Coco Chan, head of womenswear at Stylebop encourages this creative flair by explaining that her vision of transeasonal dressing:
"Think classic but with a subversive twist to keep things interesting. Look for intriguing plays on proportion, cut or surprising detailing that adds just enough intrigue to what would otherwise be a ‘basic.’ Moving forward, that really captures the new mood of luxury: bringing a touch of the extraordinary to the everyday—be it a ballooning sleeve, an asymmetrical hem, an exaggerated volume."
4. It’s More Financially Savvy
Investing in quality pieces might feel a bit financially indulgent at the time, but it genuinely costs a lot less in the long term.
If we have the luxury of being able to afford higher end pieces, it works out cheaper because the fabric and construction of the garments give them a much longer life than their budget equivalents.
High quality pieces are often easier to look after because they are made of natural fabrics and can be mended seamlessly if they happen to tear — something which often isn’t possible with more flimsy, man-made fabrics.
If you’re on a budget, buying vintage or second hand is a great way to reap the benefits of high quality fabrics. An item which has already lasted for decades with a former owner, will still have plenty of life in it yet and it’s extra sustainable to stop preloved garments from ending up in landfill.
5. It’s Practically Designed for the British Weather
It’s a bit of an art imitating life situation when we think of the British climate and our unique style!
The British weather has undoubtedly shaped how we dress as a nation. Expecting the unexpected and dressing like you might face every season in a singular day is the essence of transeasonal styling.

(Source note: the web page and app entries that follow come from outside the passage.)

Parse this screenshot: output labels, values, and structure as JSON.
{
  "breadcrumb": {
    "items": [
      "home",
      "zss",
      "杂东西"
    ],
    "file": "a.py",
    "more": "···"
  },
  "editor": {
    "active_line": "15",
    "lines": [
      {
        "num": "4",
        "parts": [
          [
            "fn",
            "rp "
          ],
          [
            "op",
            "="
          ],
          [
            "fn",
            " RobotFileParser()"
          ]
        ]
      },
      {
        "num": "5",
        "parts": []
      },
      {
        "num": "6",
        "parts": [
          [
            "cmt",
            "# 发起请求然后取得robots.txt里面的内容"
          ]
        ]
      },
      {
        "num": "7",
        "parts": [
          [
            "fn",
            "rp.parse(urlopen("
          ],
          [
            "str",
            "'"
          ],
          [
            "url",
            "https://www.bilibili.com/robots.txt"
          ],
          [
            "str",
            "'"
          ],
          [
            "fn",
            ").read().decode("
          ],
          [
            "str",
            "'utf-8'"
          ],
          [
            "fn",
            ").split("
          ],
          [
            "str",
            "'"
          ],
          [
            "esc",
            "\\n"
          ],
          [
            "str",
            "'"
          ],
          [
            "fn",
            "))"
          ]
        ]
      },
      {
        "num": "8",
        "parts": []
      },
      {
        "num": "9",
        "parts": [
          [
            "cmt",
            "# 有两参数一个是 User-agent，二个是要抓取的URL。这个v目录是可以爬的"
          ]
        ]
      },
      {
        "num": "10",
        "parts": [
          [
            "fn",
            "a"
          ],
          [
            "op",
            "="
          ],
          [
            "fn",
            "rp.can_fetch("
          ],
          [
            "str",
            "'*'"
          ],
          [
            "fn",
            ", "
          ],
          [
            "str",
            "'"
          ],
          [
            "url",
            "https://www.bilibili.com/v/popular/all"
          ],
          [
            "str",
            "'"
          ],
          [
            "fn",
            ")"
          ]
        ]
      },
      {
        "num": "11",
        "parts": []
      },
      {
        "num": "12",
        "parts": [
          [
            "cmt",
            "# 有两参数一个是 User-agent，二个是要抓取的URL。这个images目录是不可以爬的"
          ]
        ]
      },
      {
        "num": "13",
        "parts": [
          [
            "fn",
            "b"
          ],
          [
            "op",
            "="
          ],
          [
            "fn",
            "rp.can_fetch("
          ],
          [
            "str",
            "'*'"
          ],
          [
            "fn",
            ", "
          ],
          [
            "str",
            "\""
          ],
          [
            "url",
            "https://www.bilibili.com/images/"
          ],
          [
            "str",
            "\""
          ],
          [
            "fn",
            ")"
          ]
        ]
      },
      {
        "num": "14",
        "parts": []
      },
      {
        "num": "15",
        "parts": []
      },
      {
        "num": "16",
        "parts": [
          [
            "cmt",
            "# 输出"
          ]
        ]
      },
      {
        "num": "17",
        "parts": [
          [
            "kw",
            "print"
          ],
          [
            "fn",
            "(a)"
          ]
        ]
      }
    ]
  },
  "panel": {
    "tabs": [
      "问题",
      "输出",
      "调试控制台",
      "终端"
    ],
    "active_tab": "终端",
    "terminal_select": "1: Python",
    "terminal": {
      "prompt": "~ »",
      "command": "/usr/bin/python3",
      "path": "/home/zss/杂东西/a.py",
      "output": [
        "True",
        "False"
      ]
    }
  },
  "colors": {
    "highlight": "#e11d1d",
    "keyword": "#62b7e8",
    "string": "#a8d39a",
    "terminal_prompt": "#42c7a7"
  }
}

In short, you’re probably doing it already!
6. It’s More Ethical for Garment Workers
When fashion seems cheap, someone is paying for it. Sadly, it’s normally the garment workers in countries where there are less stringent labour laws.
A welcome side effect of embracing the transeasonal ethos of buying well and choosing versatile clothing is often protecting garment workers,
Here at the Shirt Company, we pride ourselves on using European factories which pay garment workers fairly and provide a safe working environment. We visit our factories to ensure they are up to standard and we have the privilege of doing this as we create transeasonal collections which we sell all year round as opposed to chasing fads.
7. It’s More Environmentally Sound
The clothing industry has a lot to answer for when it comes to environmental cost. Whether it’s from the staggering 11 million tons of clothing waste which is disposed of annually in the US alone, the harmful chemicals used in production or the airmiles of producing garments in far flung nations.
Embracing a transeasonal ethos is more likely to be kinder to the environment as slow fashion is more sustainable. Without the pressure of cranking out endless collections, designers can instead focus on creating long lasting, well made pieces which stand the test of time.
These pieces are more likely to be made of more environmentally sound fabrics such as organic cotton as they have longevity in mind when they are designed and created.